What Is Coattail Investing?
Coattail investing is an investment strategy mimicking the trades of well-known and historically successful investors. By placing these trades, investors "ride the coattails" of respected investors in hopes of making money in their own accounts.
Today, through public filings, media coverage, and reports written by fund managers, the average investor can quickly learn where these big investors are placing their money.
- Coattail investing is an investment strategy mimicking the trades of well-known and historically successful investors.
- It is made possible by the fact that managers with over $100 million in assets must disclose their positions once per quarter to the SEC.
- These disclosures are made through SEC Form 13F and are publicly searchable online.
- Investors who wish to implement a coattail investing strategy should also be careful when deciding which model investor to choose.

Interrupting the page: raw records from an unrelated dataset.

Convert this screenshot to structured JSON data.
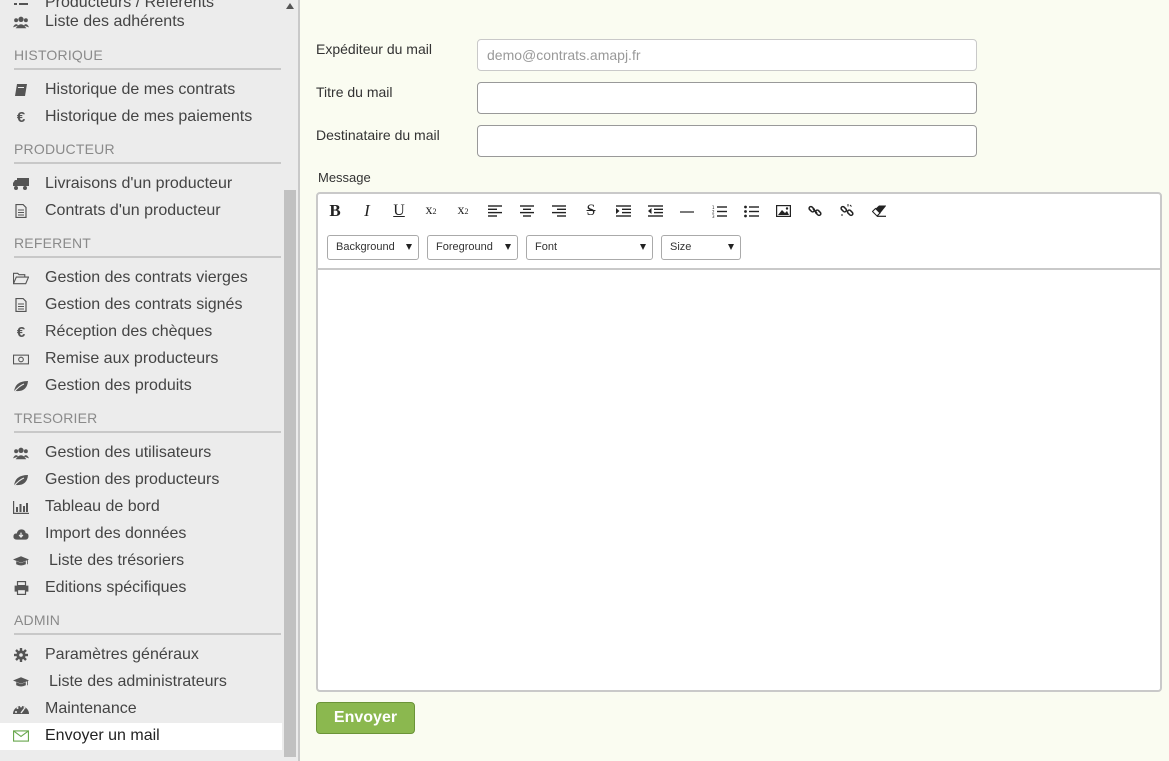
{
  "sidebar": {
    "items": [
      {
        "label": "Producteurs / Référents",
        "icon": "list-icon"
      },
      {
        "label": "Liste des adhérents",
        "icon": "users-icon"
      }
    ],
    "sections": [
      {
        "title": "HISTORIQUE",
        "items": [
          {
            "label": "Historique de mes contrats",
            "icon": "book-icon"
          },
          {
            "label": "Historique de mes paiements",
            "icon": "euro-icon"
          }
        ]
      },
      {
        "title": "PRODUCTEUR",
        "items": [
          {
            "label": "Livraisons d'un producteur",
            "icon": "truck-icon"
          },
          {
            "label": "Contrats d'un producteur",
            "icon": "document-icon"
          }
        ]
      },
      {
        "title": "REFERENT",
        "items": [
          {
            "label": "Gestion des contrats vierges",
            "icon": "folder-open-icon"
          },
          {
            "label": "Gestion des contrats signés",
            "icon": "document-icon"
          },
          {
            "label": "Réception des chèques",
            "icon": "euro-icon"
          },
          {
            "label": "Remise aux producteurs",
            "icon": "money-icon"
          },
          {
            "label": "Gestion des produits",
            "icon": "leaf-icon"
          }
        ]
      },
      {
        "title": "TRESORIER",
        "items": [
          {
            "label": "Gestion des utilisateurs",
            "icon": "users-icon"
          },
          {
            "label": "Gestion des producteurs",
            "icon": "leaf-icon"
          },
          {
            "label": "Tableau de bord",
            "icon": "bar-chart-icon"
          },
          {
            "label": "Import des données",
            "icon": "cloud-download-icon"
          },
          {
            "label": "Liste des trésoriers",
            "icon": "graduation-cap-icon"
          },
          {
            "label": "Editions spécifiques",
            "icon": "print-icon"
          }
        ]
      },
      {
        "title": "ADMIN",
        "items": [
          {
            "label": "Paramètres généraux",
            "icon": "gear-icon"
          },
          {
            "label": "Liste des administrateurs",
            "icon": "graduation-cap-icon"
          },
          {
            "label": "Maintenance",
            "icon": "dashboard-icon"
          },
          {
            "label": "Envoyer un mail",
            "icon": "envelope-icon",
            "active": true
          }
        ]
      }
    ]
  },
  "form": {
    "sender_label": "Expéditeur du mail",
    "sender_value": "demo@contrats.amapj.fr",
    "title_label": "Titre du mail",
    "title_value": "",
    "recipient_label": "Destinataire du mail",
    "recipient_value": "",
    "message_label": "Message"
  },
  "editor": {
    "buttons": [
      "bold-icon",
      "italic-icon",
      "underline-icon",
      "subscript-icon",
      "superscript-icon",
      "align-left-icon",
      "align-center-icon",
      "align-right-icon",
      "strikethrough-icon",
      "indent-icon",
      "outdent-icon",
      "horizontal-rule-icon",
      "ordered-list-icon",
      "unordered-list-icon",
      "image-icon",
      "link-icon",
      "unlink-icon",
      "eraser-icon"
    ],
    "selects": {
      "background": "Background",
      "foreground": "Foreground",
      "font": "Font",
      "size": "Size"
    },
    "content": ""
  },
  "actions": {
    "send_label": "Envoyer"
  },
  "colors": {
    "accent_green": "#8bb84f",
    "active_icon_green": "#6aa84f",
    "sidebar_bg": "#ececec",
    "page_bg": "#fafcf1"
  }
}
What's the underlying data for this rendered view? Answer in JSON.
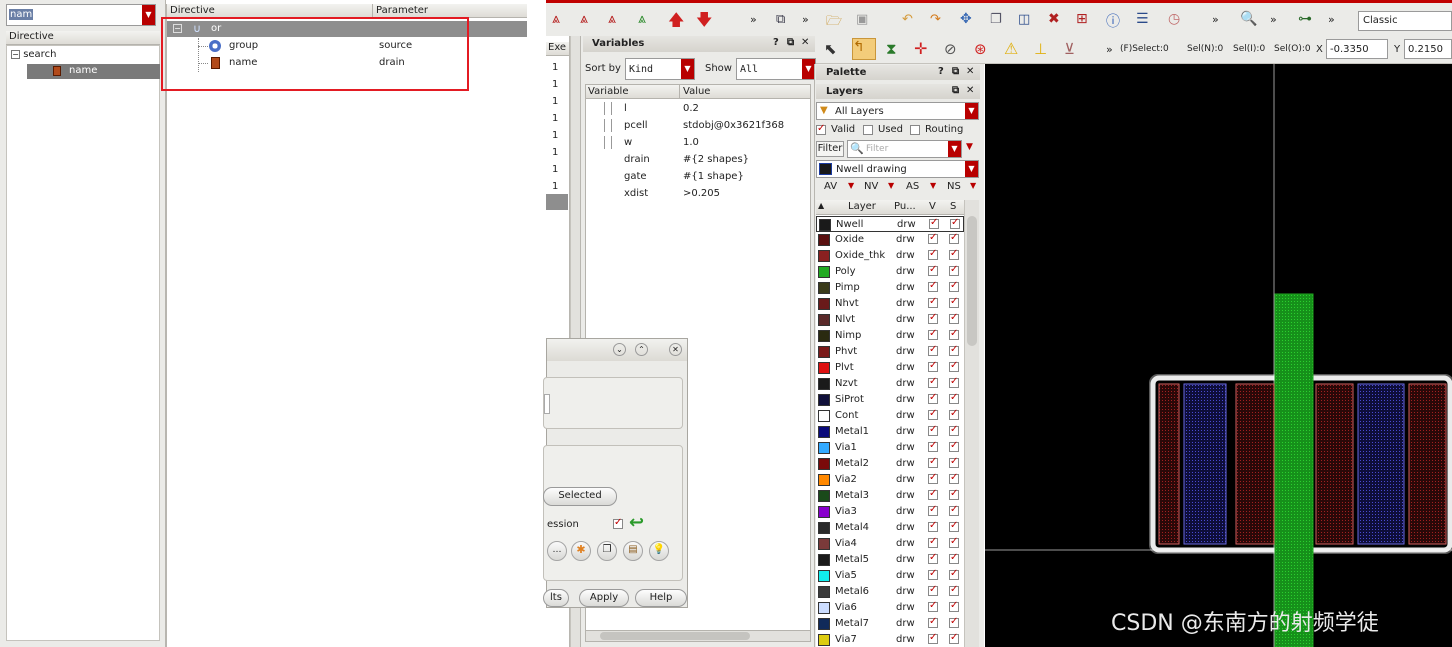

- Coattail investing is arguably more suitable for "buy-and-hold" investors with long time horizons because such strategies are less affected by the delay in publishing 13F filings.
How Coattail Investing Works
The Securities and Exchange Commission (SEC) requires investors who manage more than $100 million to disclose their holdings once every 90 days. This information is contained in SEC Form 13F, which can be freely accessed online by the public.
By browsing these filings, investors can keep track of the investment decisions of historically successful investors such as Warren Buffett or Carl Icahn. In doing so, however, investors should be aware that because there can be up to a 90-day delay in obtaining new information (due to deadlines and grace periods), they may be acting "out of sync" with the investor they wish to mimic.
Investors who wish to implement a coattail investing strategy should also be careful when deciding which model investor to choose. For instance, long-term investors who wish to minimize frequent changes to their portfolio may be better suited to follow Warren Buffett as compared to an activist investor such as Carl Icahn. On the other hand, investors with short time horizons may not be well suited to following Buffett’s characteristically patient style of investing.
Because timing is arguably more important for activist investors, coattail investing may be more appropriate for ‘buy-and-hold’ investors that have long time horizons.
Example of Coattail Investing
To illustrate the process of coattail investing, consider a hypothetical 13F filing made on August 14, by XYZ Investments, Inc. From this filing, it is disclosed that for the quarter ending June 30, XYZ had increased its positions in Amazon (AMZN), Bank of America (BAC), U.S. Bancorp (USB), and Red Hat (RHT) by approximately 11%, 3.5%, 2.5%, and 1.2%, respectively. At the same time, it reduced its position in Charter Communications (CHTR) by just under 5%. All other positions in the XYZ portfolio were unchanged, reflecting a generally stable investment style.
Investors wishing to copy XYZ's approach and "ride their coattails" could routinely review this company’s 13F filings and adjust their portfolios accordingly.